» DIRECTIONS
Note each line in the data holding the string "dark" and report it.

» SUPPLIED RECORDS

-*-*-

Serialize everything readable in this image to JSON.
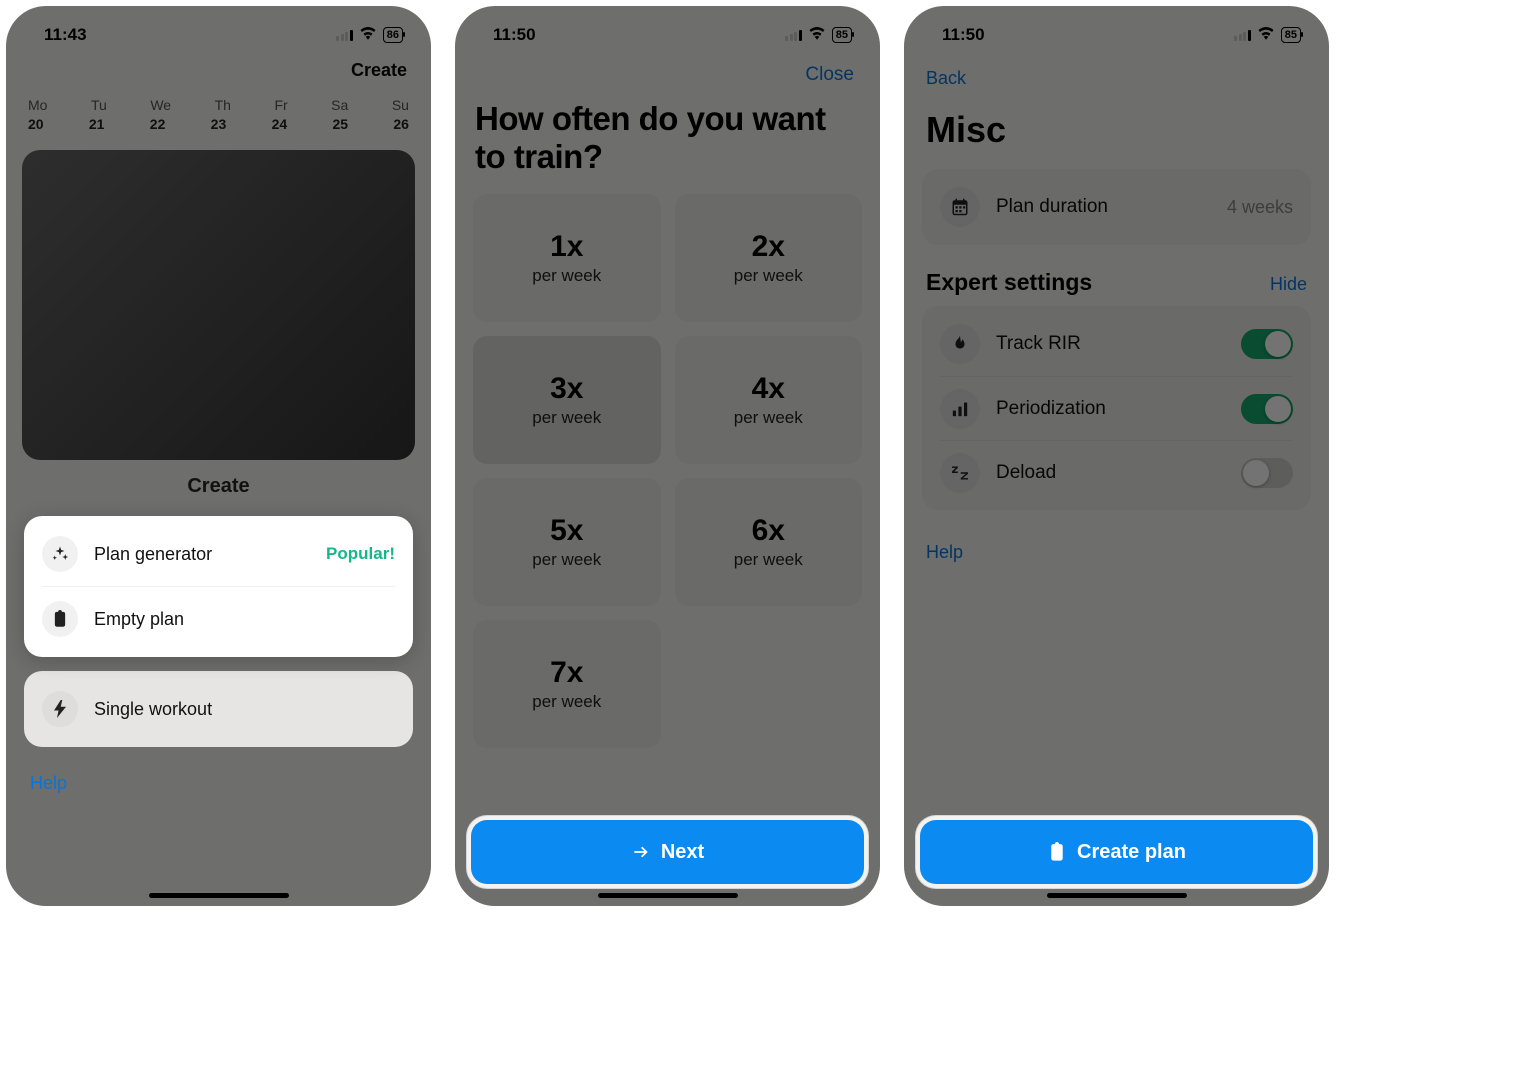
{
  "status": {
    "time1": "11:43",
    "time2": "11:50",
    "time3": "11:50",
    "battery1": "86",
    "battery2": "85",
    "battery3": "85"
  },
  "s1": {
    "create": "Create",
    "days": [
      "Mo",
      "Tu",
      "We",
      "Th",
      "Fr",
      "Sa",
      "Su"
    ],
    "nums": [
      "20",
      "21",
      "22",
      "23",
      "24",
      "25",
      "26"
    ],
    "sheet_title": "Create",
    "plan_gen": "Plan generator",
    "popular": "Popular!",
    "empty_plan": "Empty plan",
    "single_workout": "Single workout",
    "help": "Help"
  },
  "s2": {
    "close": "Close",
    "question": "How often do you want to train?",
    "per_week": "per week",
    "options": [
      "1x",
      "2x",
      "3x",
      "4x",
      "5x",
      "6x",
      "7x"
    ],
    "selected": "3x",
    "next": "Next"
  },
  "s3": {
    "back": "Back",
    "title": "Misc",
    "plan_duration_label": "Plan duration",
    "plan_duration_value": "4 weeks",
    "expert": "Expert settings",
    "hide": "Hide",
    "track_rir": "Track RIR",
    "periodization": "Periodization",
    "deload": "Deload",
    "help": "Help",
    "create_plan": "Create plan"
  }
}
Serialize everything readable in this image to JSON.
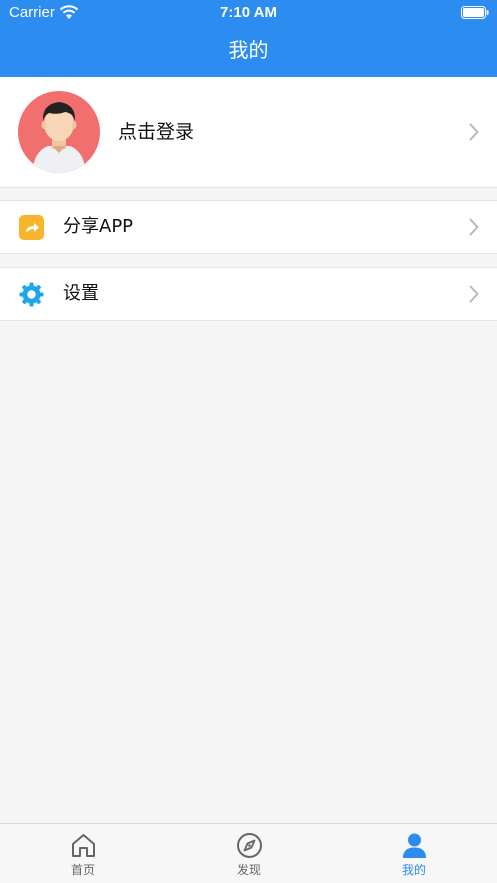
{
  "status_bar": {
    "carrier": "Carrier",
    "time": "7:10 AM"
  },
  "nav": {
    "title": "我的"
  },
  "profile": {
    "login_label": "点击登录"
  },
  "menu": [
    {
      "label": "分享APP",
      "icon": "share-icon",
      "icon_color": "#f7b52c"
    },
    {
      "label": "设置",
      "icon": "gear-icon",
      "icon_color": "#1aa7ec"
    }
  ],
  "tab_bar": {
    "tabs": [
      {
        "label": "首页",
        "icon": "home-icon",
        "active": false
      },
      {
        "label": "发现",
        "icon": "compass-icon",
        "active": false
      },
      {
        "label": "我的",
        "icon": "person-icon",
        "active": true
      }
    ]
  },
  "colors": {
    "primary": "#2d8cf0",
    "background": "#f5f5f5",
    "avatar_bg": "#f26f6f"
  }
}
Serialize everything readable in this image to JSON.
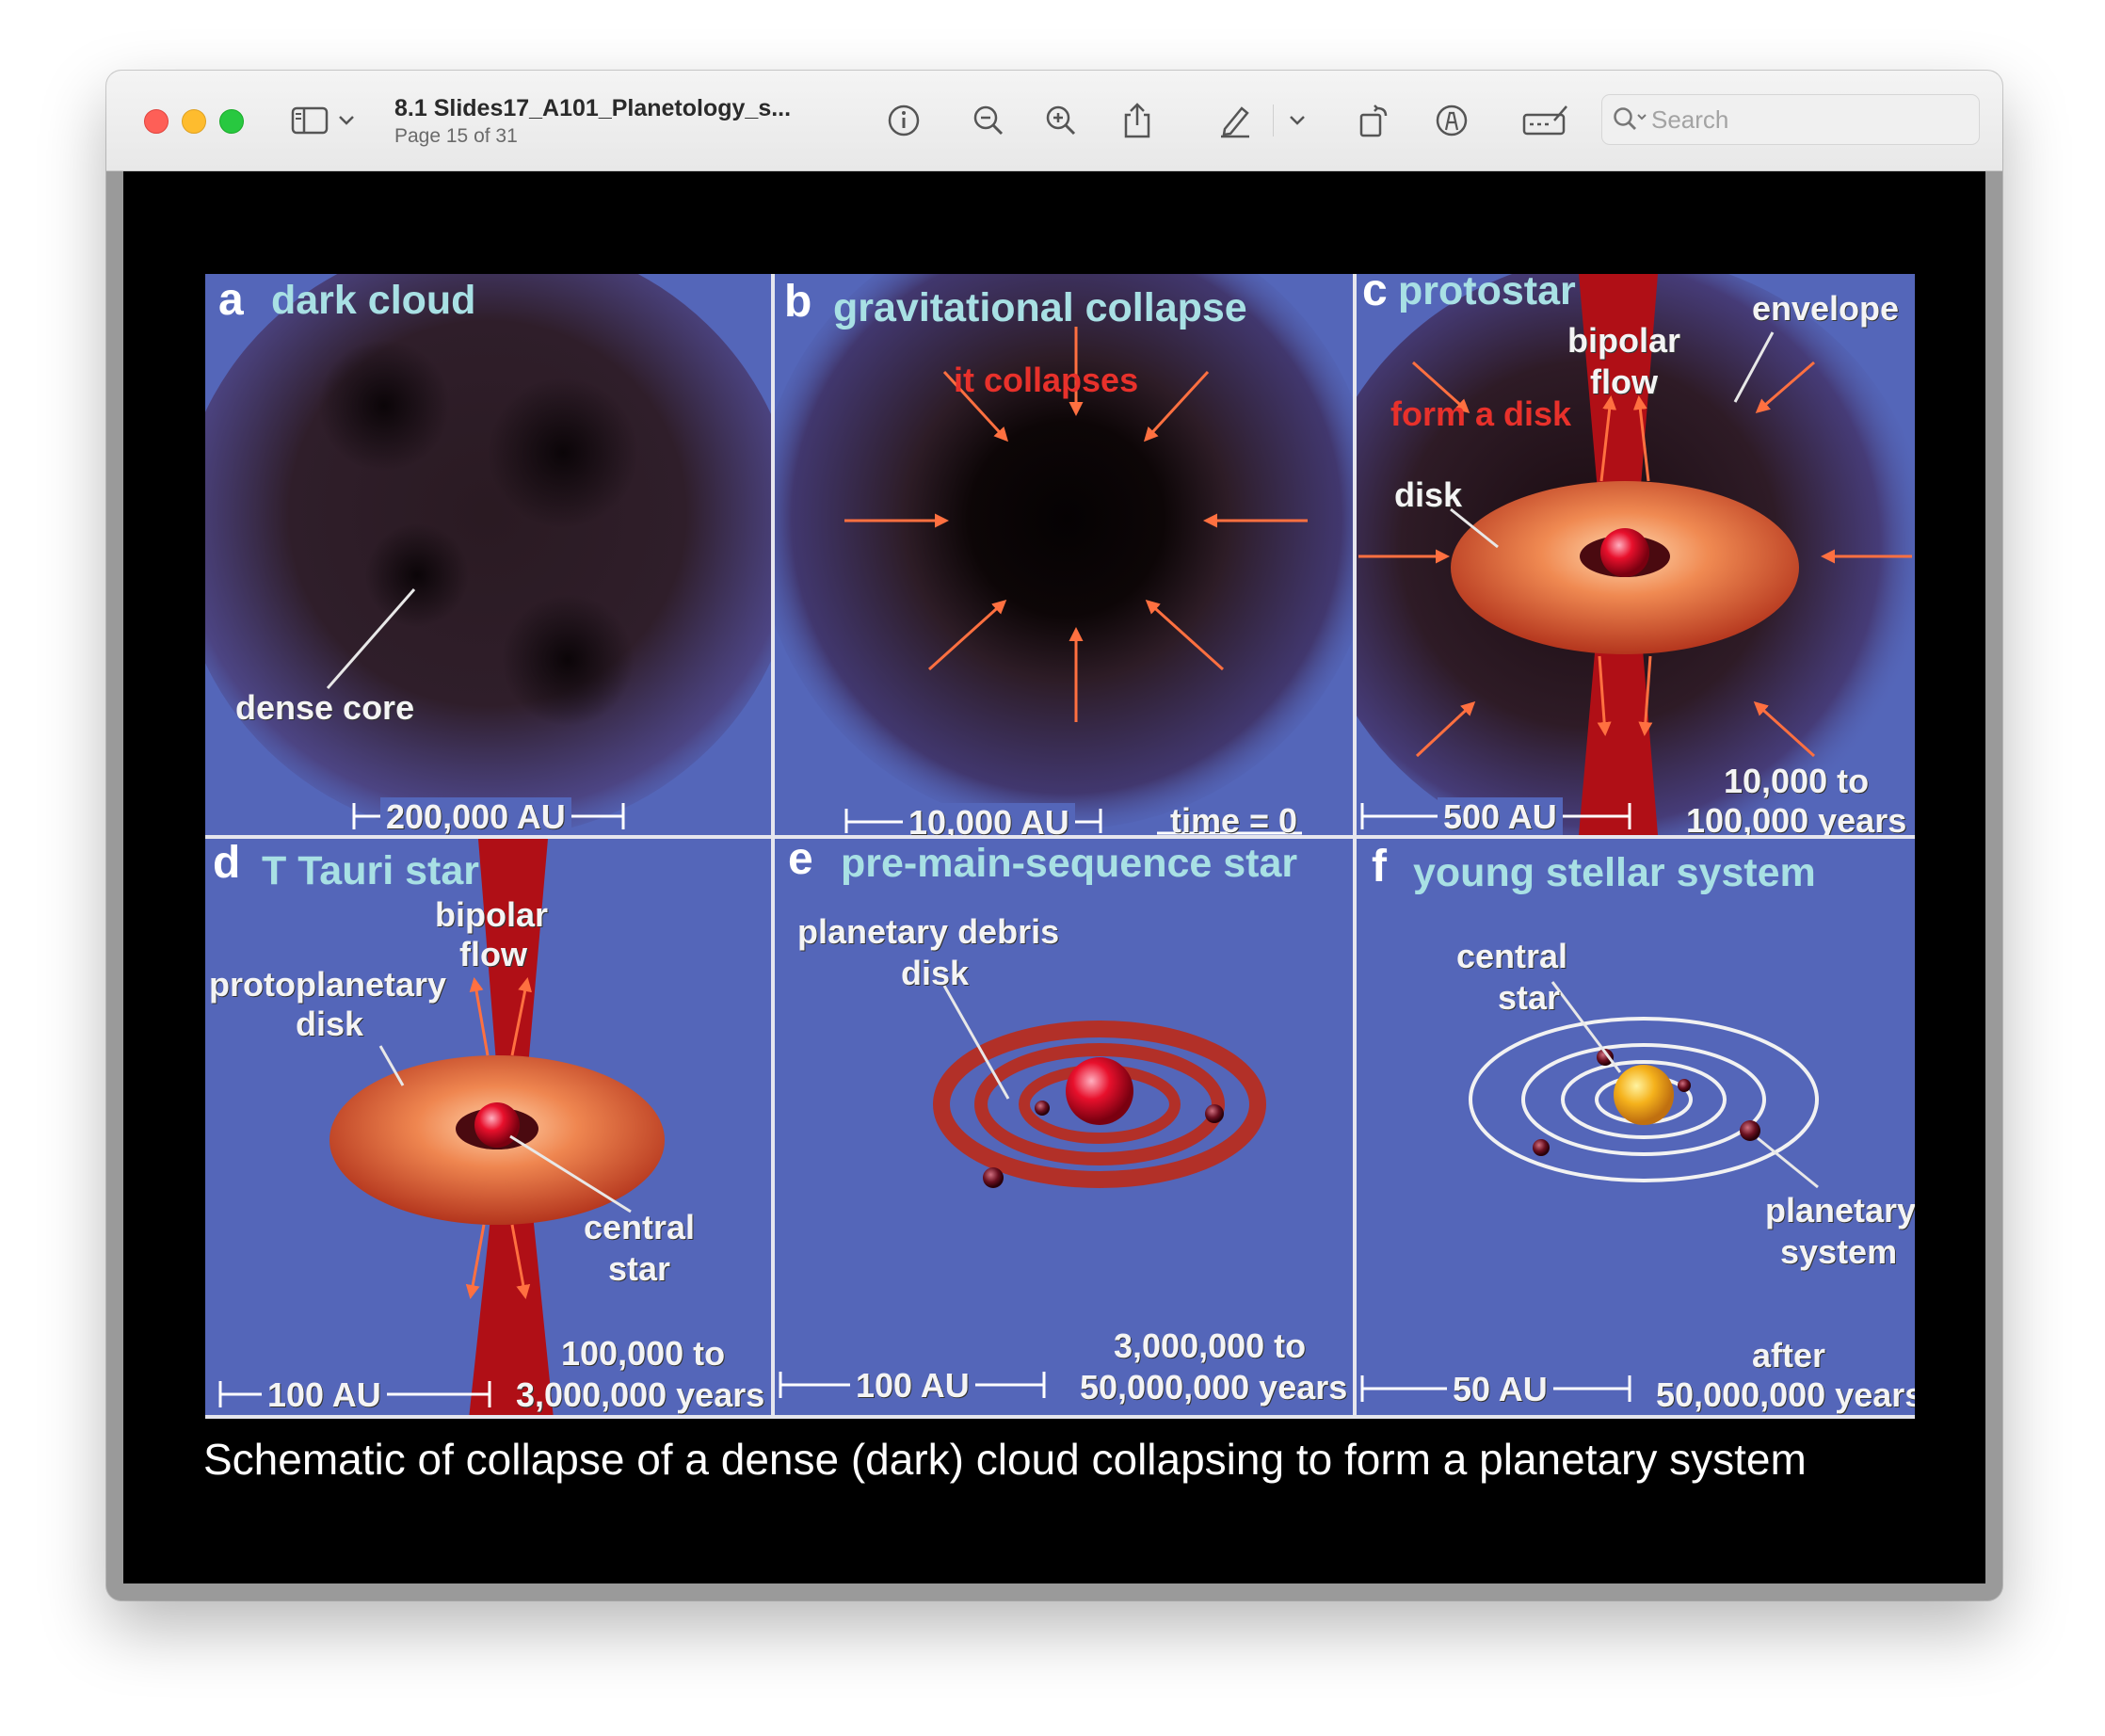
{
  "window": {
    "title": "8.1 Slides17_A101_Planetology_s...",
    "subtitle": "Page 15 of 31"
  },
  "toolbar": {
    "icons": [
      "sidebar-icon",
      "chevron-down-icon",
      "info-icon",
      "zoom-out-icon",
      "zoom-in-icon",
      "share-icon",
      "highlight-pen-icon",
      "chevron-down-icon",
      "rotate-icon",
      "markup-icon",
      "form-fill-icon"
    ],
    "search_placeholder": "Search"
  },
  "figure": {
    "panel_a": {
      "letter": "a",
      "title": "dark cloud",
      "labels": [
        "dense core"
      ],
      "scale": "200,000 AU"
    },
    "panel_b": {
      "letter": "b",
      "title": "gravitational collapse",
      "annotation": "it collapses",
      "scale": "10,000 AU",
      "time": "time = 0"
    },
    "panel_c": {
      "letter": "c",
      "title": "protostar",
      "annotation": "form a disk",
      "labels": [
        "bipolar",
        "flow",
        "envelope",
        "disk"
      ],
      "scale": "500 AU",
      "duration": [
        "10,000 to",
        "100,000 years"
      ]
    },
    "panel_d": {
      "letter": "d",
      "title": "T Tauri star",
      "labels": [
        "bipolar",
        "flow",
        "protoplanetary",
        "disk",
        "central",
        "star"
      ],
      "scale": "100 AU",
      "duration": [
        "100,000 to",
        "3,000,000 years"
      ]
    },
    "panel_e": {
      "letter": "e",
      "title": "pre-main-sequence star",
      "labels": [
        "planetary debris",
        "disk"
      ],
      "scale": "100 AU",
      "duration": [
        "3,000,000 to",
        "50,000,000 years"
      ]
    },
    "panel_f": {
      "letter": "f",
      "title": "young stellar system",
      "labels": [
        "central",
        "star",
        "planetary",
        "system"
      ],
      "scale": "50 AU",
      "duration": [
        "after",
        "50,000,000 years"
      ]
    }
  },
  "caption": "Schematic of collapse of a dense (dark) cloud collapsing to form a planetary system",
  "colors": {
    "annotation_red": "#e8312b",
    "panel_title": "#a8e0e4",
    "background_blue": "#5466b9"
  }
}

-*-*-

» TASK ANSWER
      "title": "dark cloud",
  "caption": "Schematic of collapse of a dense (dark) cloud collapsing to form a planetary system",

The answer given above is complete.